This Earth Day we should all take a moment and focus on the wonders of bees and their ability to connect to nature more proficiently than high speed cable. Bees are the leading contributors in pollination and have been for 65 million years. Many of our food and crops rely on bee pollination. We reap the benefits of this natural process and for Earth Day, The Apothecary would like to dedicate a post to celebrate these black and yellow miracles and the process of pollination.
Plants rely on bees in your yard. One of the many things you can do to help the bees is to hold off on mowing your lawn at least until you see blooms on the trees, or the spring flowers start filling in. You can also plant certain flowers to help them find food. Below is a list of some of the best, and easiest pollinators and their contribution to you in the world of herbalism. Honey isn’t the only benefit to catering to these bumbling little creatures.

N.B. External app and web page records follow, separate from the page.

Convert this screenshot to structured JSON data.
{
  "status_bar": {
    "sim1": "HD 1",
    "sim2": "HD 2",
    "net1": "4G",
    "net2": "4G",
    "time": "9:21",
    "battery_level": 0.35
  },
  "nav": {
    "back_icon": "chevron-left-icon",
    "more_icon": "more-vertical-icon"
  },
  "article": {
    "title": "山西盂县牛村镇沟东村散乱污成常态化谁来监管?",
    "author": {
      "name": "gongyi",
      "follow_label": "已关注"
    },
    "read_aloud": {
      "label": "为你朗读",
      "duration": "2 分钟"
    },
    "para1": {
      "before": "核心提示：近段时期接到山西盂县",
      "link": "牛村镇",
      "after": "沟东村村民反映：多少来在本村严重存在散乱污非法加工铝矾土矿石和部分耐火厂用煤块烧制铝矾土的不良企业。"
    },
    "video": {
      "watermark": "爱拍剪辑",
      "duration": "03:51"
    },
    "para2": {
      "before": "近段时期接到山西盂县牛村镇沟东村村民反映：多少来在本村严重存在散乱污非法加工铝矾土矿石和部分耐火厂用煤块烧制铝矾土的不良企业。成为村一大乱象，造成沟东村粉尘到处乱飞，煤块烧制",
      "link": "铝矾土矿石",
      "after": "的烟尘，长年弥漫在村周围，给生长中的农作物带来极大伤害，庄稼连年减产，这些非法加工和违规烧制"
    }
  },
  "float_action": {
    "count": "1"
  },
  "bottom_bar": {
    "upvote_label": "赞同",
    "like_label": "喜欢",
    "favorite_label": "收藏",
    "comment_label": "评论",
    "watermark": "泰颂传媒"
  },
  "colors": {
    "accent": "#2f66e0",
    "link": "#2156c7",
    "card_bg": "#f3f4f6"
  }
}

PURPLE CORN FLOWER: (Otherwise known as Echinacea) this very popular plant grows about 2-4” tall. Purple Corn Flower has been used for centuries to improve immunity, inflammation, and skin health. Benefits may also include relief from anxiety and is said to lower blood sugar.
BLACK-EYED SUSAN: Member of the Aster family and known for its dark brown almost purple center, and reminiscence of a yellow daisy. The Black-Eyed Susan’s most notable qualities are combating viral infections and aiding in the remedy of the common cold, due to its antimicrobial properties.
MILKWEED: This plant is tall and can grow up to about 5 feet. Possibly best known for its relationship with Monarch Butterflies. Milkweed produces a milk-like nectar both bees and butterflies thrive from. Hummingbirds use the floss from milkweed to provide nesting.
COREOPSIS: (Otherwise known as Snow Chrysanthemum or Tickseed) The dried plant is used in a popular and sought-after tea called Pu’erh. The tea has been used to aid in a plethora of stomach ailments and may help boost metabolism.
ANISE HYSSOP: A perennial in the mint family and known for its ornamental flowers and fragrant foliage. The Anise Hyssop makes an excellent infusion to your tea with some benefits that may include the relief from congestion and the treatment of burns.
BEEBALM: (Otherwise known Horsemint) Beebalm is another plant in the mint family and its known for its Bergamot like fragrance. It has the characteristics of an antiseptic and may be very helpful in treating wounds.
There are many other ways to celebrate Earth Day 2021, and there are many other species of plants you can grow in your garden to attracts bees into your garden. The bond between you and Earth is what is most important. When you give nature something you get something back. Owning a garden helps bees and benefits you in so many ways from therapeutic to medicinal……Honey, let me tell ya😉.
Giveaway Alert : Come visit The Apothecary at 34 N Main St in Gloversville from Earth Day (April 22) to Arbor Day (April 30) for a free gift .... but only while supplies last. Every purchase will receive a pollinator seed packet with a reusable tea bag.